I was thinking about eggs today. Eggs have a good amount of protein and experts say we can have (x) number of eggs per week. They are good for us. I never thought they were bad for anyone.
Generally, I  get my eggs from a local teacher who raises chicken, the side product being fresh eggs to sell. In a dozen will be all sizes and colors from light brown to brown to blue.

      Eggs are used in so many ways, but my favorites are over easy and scrambled.  The last several days, I have "eggd out", having had eggs for breakfast 2 days and supper twice. I've had scrambled and over easy, poached and shirred. I had never made a poached egg before! and a professional "chef" cookbook I have said to add salt and a bit of vinegar to the simmering water. No other cookbook I have said to do that. Apparently they help the egg white not to spread all over the place. Also, there needs to be at least 5" water in the pan to achieve the typical "teardrop" shape (I did not know they were supposed to be teardrop shaped!
carla5 014
     The eggs are slipped into the simmering water (bring to a boil and turn down the heat to a simmer). They sink to the bottom, then rise to the surface of the water as they cook.

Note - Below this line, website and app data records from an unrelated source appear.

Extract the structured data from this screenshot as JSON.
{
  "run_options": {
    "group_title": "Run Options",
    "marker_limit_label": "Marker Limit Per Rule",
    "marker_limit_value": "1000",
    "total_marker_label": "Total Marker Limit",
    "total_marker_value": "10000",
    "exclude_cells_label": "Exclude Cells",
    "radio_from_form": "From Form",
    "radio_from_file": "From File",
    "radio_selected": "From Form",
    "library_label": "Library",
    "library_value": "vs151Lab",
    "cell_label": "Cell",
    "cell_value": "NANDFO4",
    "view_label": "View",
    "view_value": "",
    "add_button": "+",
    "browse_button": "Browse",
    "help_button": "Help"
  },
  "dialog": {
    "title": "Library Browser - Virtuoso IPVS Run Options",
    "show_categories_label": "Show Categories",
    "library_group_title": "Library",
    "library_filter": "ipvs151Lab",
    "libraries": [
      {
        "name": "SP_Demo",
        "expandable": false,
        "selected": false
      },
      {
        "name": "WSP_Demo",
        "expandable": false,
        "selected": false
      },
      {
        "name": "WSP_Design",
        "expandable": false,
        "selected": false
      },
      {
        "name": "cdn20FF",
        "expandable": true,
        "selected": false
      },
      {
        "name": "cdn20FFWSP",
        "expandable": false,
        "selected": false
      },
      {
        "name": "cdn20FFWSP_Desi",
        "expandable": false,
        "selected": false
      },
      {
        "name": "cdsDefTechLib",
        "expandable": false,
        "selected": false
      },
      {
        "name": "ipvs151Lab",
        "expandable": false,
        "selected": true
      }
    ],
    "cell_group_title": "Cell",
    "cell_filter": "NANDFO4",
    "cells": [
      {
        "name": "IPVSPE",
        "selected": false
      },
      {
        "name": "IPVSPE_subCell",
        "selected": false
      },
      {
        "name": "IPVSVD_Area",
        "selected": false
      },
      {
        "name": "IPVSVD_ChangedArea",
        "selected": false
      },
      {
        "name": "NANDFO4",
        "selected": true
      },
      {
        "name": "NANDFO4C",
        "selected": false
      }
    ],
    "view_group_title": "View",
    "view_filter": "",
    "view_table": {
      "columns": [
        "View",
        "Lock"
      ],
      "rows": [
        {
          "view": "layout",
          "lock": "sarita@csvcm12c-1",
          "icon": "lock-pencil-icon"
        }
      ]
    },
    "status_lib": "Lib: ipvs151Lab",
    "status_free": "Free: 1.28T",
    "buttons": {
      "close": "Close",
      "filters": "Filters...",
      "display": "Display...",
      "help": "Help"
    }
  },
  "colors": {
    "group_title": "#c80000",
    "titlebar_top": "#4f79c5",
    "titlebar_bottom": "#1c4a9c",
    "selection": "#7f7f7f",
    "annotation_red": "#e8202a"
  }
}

Cook eggs 3-5 minutes 'till they are as done as you like.
carla5 018       carla5 019
     It was a good egg, but no better than an over easy egg. Texture seemed to be more like a soft-boiled egg.
I think I'll stick with my fried ever easy eggs - then I don't have to wait for water to boil!! Or even sunny-side up eggs...
carla5 002
     And my old stand-by is pancakes and scrambled eggs...scrambled with just the right amount of milk and not cooked too dry (as opposed to two of my sons who prefer their eggs scrambled with no liquid - just eggs, and cooked dry, dry, dry and seasoned with salt, pepper, and hot sauce)

     And my shirred eggs? NO PICTURE! But - I can tell you that the professional cookbook I have? It made no mention of shirred eggs. In fact I had to go to cookbooks at least 25 years old to find a description - For what is just a baked egg! Yep, baked. Just butter a ramekin, add you egg - whole, not beaten - add about 1T milk and 1T butter, salt, pepper, a bit of basil and parsley and bake at 325 degrees about 15 minutes or to the doneness you prefer. I like a runny egg and 15 minutes was just about right. The butter and milk seen to give the eggs a velvety texture different from poached or soft boiled eggs. It is a difference not easily explained, but it is there. I like these eggs every now and then, and even though they take a while to make, they are worth it.

     If you haven't had an egg lately - go ahead and make some - have a breakfast meal for supper.